--- PROVIDED RECORDS ---

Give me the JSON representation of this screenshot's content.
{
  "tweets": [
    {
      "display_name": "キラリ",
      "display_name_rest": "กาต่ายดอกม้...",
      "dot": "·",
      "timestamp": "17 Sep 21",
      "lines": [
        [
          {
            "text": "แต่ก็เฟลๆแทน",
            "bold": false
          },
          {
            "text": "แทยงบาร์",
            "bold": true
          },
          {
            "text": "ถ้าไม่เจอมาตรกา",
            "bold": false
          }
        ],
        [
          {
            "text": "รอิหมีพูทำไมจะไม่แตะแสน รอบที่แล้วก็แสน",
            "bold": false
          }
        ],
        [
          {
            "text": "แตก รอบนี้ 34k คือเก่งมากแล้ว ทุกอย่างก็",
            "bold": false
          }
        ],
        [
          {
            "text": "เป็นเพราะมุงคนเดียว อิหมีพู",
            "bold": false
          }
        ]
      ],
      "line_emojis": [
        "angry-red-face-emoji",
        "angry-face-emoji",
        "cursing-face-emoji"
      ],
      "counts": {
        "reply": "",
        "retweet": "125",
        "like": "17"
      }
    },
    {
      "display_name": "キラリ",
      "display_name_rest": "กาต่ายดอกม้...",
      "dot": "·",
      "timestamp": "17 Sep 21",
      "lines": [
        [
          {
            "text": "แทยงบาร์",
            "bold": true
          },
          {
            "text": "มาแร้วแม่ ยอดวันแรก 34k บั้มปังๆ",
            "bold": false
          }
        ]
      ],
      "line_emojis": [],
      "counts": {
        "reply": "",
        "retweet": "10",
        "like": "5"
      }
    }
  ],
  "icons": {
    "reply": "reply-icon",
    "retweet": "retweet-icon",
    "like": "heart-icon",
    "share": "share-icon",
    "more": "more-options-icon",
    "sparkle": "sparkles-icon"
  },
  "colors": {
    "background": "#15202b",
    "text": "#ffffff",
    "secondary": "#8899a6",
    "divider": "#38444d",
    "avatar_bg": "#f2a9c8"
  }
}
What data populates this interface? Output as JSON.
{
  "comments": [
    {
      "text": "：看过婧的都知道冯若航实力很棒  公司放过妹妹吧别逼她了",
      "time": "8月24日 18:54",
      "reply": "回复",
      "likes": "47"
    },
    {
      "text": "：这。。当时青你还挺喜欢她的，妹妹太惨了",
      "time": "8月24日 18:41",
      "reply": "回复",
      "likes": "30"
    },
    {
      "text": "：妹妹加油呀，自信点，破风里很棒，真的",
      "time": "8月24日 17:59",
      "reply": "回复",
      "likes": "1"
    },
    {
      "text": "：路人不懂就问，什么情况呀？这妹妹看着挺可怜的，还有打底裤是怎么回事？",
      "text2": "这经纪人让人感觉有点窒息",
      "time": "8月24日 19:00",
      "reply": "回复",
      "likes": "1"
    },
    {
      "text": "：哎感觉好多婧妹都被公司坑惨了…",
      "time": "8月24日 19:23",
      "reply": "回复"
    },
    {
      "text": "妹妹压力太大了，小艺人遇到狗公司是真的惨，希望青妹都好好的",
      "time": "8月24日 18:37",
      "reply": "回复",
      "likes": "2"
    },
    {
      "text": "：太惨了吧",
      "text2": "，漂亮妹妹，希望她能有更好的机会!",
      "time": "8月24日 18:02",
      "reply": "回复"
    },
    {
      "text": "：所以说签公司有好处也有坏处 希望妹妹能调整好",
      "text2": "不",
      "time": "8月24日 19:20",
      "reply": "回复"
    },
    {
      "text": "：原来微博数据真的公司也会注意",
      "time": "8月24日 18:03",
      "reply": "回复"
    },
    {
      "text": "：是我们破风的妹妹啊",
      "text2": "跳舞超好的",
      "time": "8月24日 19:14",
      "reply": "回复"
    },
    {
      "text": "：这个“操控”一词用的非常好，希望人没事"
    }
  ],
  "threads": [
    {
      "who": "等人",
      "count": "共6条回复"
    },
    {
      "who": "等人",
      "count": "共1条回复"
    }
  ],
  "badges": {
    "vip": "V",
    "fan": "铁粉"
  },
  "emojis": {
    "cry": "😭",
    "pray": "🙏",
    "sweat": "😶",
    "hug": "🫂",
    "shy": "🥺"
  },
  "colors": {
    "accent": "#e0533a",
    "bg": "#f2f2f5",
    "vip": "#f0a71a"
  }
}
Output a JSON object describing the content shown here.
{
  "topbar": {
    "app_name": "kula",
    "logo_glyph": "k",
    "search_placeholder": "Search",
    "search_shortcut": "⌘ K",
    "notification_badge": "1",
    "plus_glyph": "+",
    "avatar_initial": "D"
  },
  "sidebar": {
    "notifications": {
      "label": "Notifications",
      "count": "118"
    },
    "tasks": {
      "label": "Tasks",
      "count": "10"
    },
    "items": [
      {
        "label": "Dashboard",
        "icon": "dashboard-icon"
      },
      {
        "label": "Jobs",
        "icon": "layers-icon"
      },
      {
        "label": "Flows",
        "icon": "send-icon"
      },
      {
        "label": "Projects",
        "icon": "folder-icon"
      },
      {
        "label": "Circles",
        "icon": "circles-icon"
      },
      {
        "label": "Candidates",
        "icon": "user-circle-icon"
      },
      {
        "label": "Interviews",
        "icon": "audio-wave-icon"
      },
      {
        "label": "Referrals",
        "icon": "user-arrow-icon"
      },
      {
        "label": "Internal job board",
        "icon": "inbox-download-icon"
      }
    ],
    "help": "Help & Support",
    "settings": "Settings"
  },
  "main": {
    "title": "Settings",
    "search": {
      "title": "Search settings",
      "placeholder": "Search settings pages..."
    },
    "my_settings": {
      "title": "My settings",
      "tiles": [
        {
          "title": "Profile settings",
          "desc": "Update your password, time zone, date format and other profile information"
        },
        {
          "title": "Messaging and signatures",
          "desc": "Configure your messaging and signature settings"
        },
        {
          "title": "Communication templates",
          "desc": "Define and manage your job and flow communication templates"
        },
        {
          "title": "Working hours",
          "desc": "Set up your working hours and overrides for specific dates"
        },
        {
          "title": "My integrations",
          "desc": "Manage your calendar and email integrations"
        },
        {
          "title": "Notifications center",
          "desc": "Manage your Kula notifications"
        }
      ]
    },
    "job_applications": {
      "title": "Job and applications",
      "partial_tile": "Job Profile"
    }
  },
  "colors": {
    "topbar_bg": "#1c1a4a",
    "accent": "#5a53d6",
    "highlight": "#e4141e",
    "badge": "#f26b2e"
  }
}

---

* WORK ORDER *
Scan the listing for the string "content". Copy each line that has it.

* RESPONSE TO THIS TASK *
Give me the JSON representation of this screenshot's content.
Output a JSON object describing the content shown here.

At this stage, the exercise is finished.